In current projections, the U.S. National Hurricane Center suggests Dorian could reach the Maritime Provinces by Saturday.
Projected path of Hurricane Dorian (Google Maps)
Puerto Rico managed to avoid a direct hit from Hurricane Dorian but the Bahamas may not be as lucky with officials calling it a “life-threatening” storm.
The U.S. National Hurricane Center says the Category 4 major hurricane has sustained winds of 240 km/h and could bring a powerful storm surge with large, powerful waves and up to 600 mm of rain to the northwestern Bahamas.
Forecasters say Dorian is expected to turn northward before it reaches Florida but storm impacts will be felt along the Southeastern United States coastline.
Florida has declared a state of emergency with tropical storm warnings in effect and some residents are being ordered to evacuate in case of coastal flooding.
Post-tropical depression Erin interacted with an incoming low pressure system to produce lots of rain in the Maritimes.
Environment Canada says the heaviest amounts were recorded in northern Nova Scotia and the Annapolis Valley – Parrsboro and Greenwood each had more rain from this storm than all of July and August combined.
Some roads were damaged and even washed out by surface runoff or flooding.
Erin’s direct path along Nova Scotia’s south shore produced wind gusts up to 80 km/h.
The storm brought tropical air with a high of 23°C in Greater Moncton on Friday but a humidex of 32.
Rainfall totals (mm):
- Parrsboro 162
- Greenwood 127
- Kentville 115
- Summerside 67
- Fredericton 56
- Moncton 50
- Halifax (city) 48
(Data courtesy Environment Canada)
Tropical cyclone activity is heating up and the latest named storm is tracking northeastward toward the Maritimes.
Tropical Storm Erin is currently off the coast of the Southeastern United States and is expected to be downgraded to a post-tropical system before reaching the Atlantic coast of Nova Scotia by early Friday.
The Canadian Hurricane Centre says the heaviest rain, possibly 50 to 100 mm, will fall north and west of Erin’s track while the strongest winds will be to the east up to 90 km/h.

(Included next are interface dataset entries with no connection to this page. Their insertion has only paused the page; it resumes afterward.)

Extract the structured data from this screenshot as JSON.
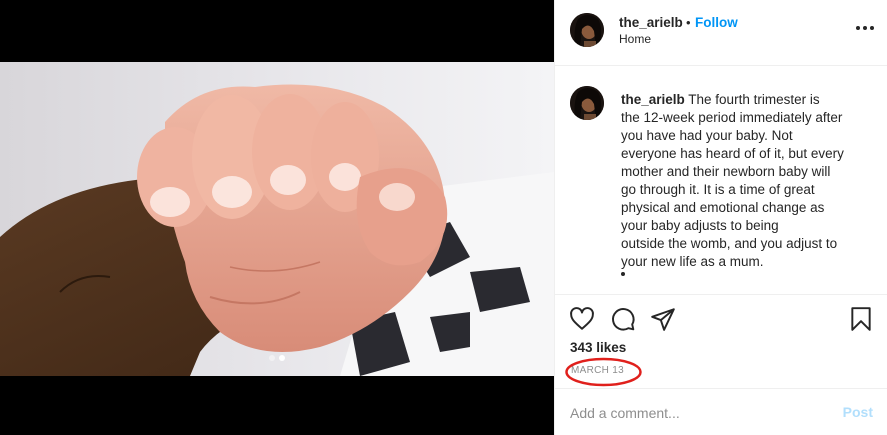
{
  "media": {
    "carousel_dot_count": 2,
    "carousel_active_index": 1
  },
  "header": {
    "username": "the_arielb",
    "separator": "•",
    "follow_label": "Follow",
    "location": "Home",
    "more_icon": "more-horizontal-icon"
  },
  "caption": {
    "username": "the_arielb",
    "text": " The fourth trimester is\nthe 12-week period immediately after\nyou have had your baby. Not\neveryone has heard of of it, but every\nmother and their newborn baby will\ngo through it. It is a time of great\nphysical and emotional change as\nyour baby adjusts to being\noutside the womb, and you adjust to\nyour new life as a mum."
  },
  "actions": {
    "icons": [
      "heart-icon",
      "comment-icon",
      "share-icon",
      "bookmark-icon"
    ],
    "likes_label": "343 likes",
    "date_label": "MARCH 13",
    "highlight_color": "#e0201c"
  },
  "comment": {
    "placeholder": "Add a comment...",
    "post_label": "Post"
  },
  "colors": {
    "follow": "#0095f6",
    "post_disabled": "#b2dffc",
    "secondary_text": "#8e8e8e",
    "text": "#262626"
  }
}
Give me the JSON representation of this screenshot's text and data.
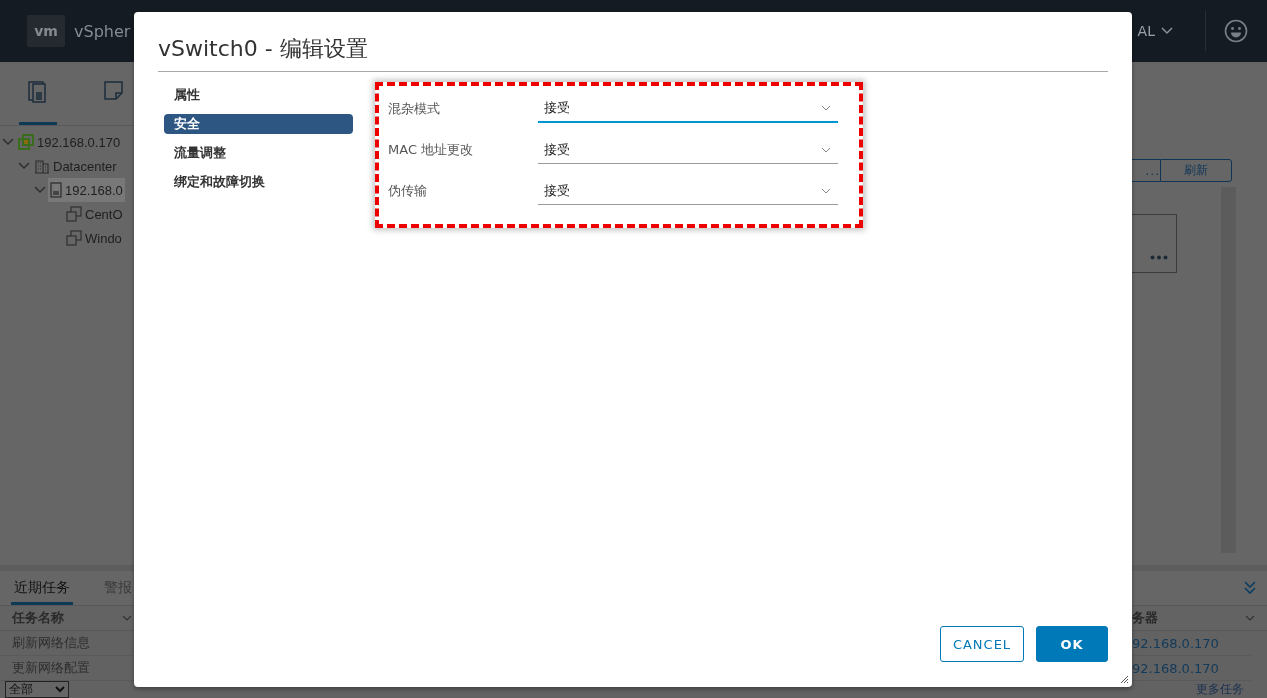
{
  "app_bar": {
    "logo": "vm",
    "product": "vSpher",
    "user_menu": "AL"
  },
  "nav_tabs": [
    {
      "kind": "hosts",
      "selected": true
    },
    {
      "kind": "storage",
      "selected": false
    }
  ],
  "tree": [
    {
      "kind": "host",
      "label": "192.168.0.170",
      "expanded": true,
      "selected": false,
      "children": [
        {
          "kind": "datacenter",
          "label": "Datacenter",
          "expanded": true,
          "selected": false,
          "children": [
            {
              "kind": "server",
              "label": "192.168.0",
              "expanded": true,
              "selected": true,
              "children": [
                {
                  "kind": "vm",
                  "label": "CentO",
                  "selected": false
                },
                {
                  "kind": "vm",
                  "label": "Windo",
                  "selected": false
                }
              ]
            }
          ]
        }
      ]
    }
  ],
  "toolbar": {
    "buttons": [
      "...",
      "刷新"
    ]
  },
  "dialog": {
    "title": "vSwitch0 - 编辑设置",
    "sections": [
      {
        "label": "属性",
        "selected": false
      },
      {
        "label": "安全",
        "selected": true
      },
      {
        "label": "流量调整",
        "selected": false
      },
      {
        "label": "绑定和故障切换",
        "selected": false
      }
    ],
    "settings": [
      {
        "label": "混杂模式",
        "value": "接受",
        "focused": true
      },
      {
        "label": "MAC 地址更改",
        "value": "接受",
        "focused": false
      },
      {
        "label": "伪传输",
        "value": "接受",
        "focused": false
      }
    ],
    "buttons": [
      {
        "label": "CANCEL",
        "kind": "secondary"
      },
      {
        "label": "OK",
        "kind": "primary"
      }
    ]
  },
  "tasks_panel": {
    "tabs": [
      {
        "label": "近期任务",
        "selected": true
      },
      {
        "label": "警报",
        "selected": false
      }
    ],
    "columns": [
      "任务名称",
      "务器"
    ],
    "rows": [
      {
        "task": "刷新网络信息",
        "server": "92.168.0.170"
      },
      {
        "task": "更新网络配置",
        "server": "92.168.0.170"
      }
    ],
    "filter": "全部",
    "more_link": "更多任务"
  }
}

Meantime, Hurricane Dorian is churning in the Caribbean and forecasters say it will hit eastern Puerto Rico late Wednesday with heavy rain potentially causing flooding and landslides.
BC Highway 97 near Fort Nelson, 19 Aug 2019 (Drive BC/Twitter)
Residents of northern British Columbia were shocked to wake up to snow this morning – an estimated 50 cm in some areas.
Environment Canada says cold Arctic air combined with moisture from the Pacific was responsible for the winter-like conditions in late summer.
Fort Nelson received a mix of rain and snow while higher elevations of 1,000 metres or more saw mainly snow.
Historical data shows measurable snow is likely in Fort Nelson in every month except July.
By contrast on Monday, Kamloops in the Okanagan Valley – about 1300 km south – reached a daytime high of 31°C.
Forest fire near River Glade, NB, 07 May 2013 (Dearing)
A wet, cold spring and a dry, humid July have led to one of the quietest forest fire seasons in recent memory in New Brunswick.
Statistics show 152 fires for the season to date which compares to 206 fires over the past ten years.
Last year was also much busier with 242 fires recorded by the middle of August.
Provincial wildfire officials say although July was warmer than normal, high humidity levels helped prevent fires from starting and from spreading.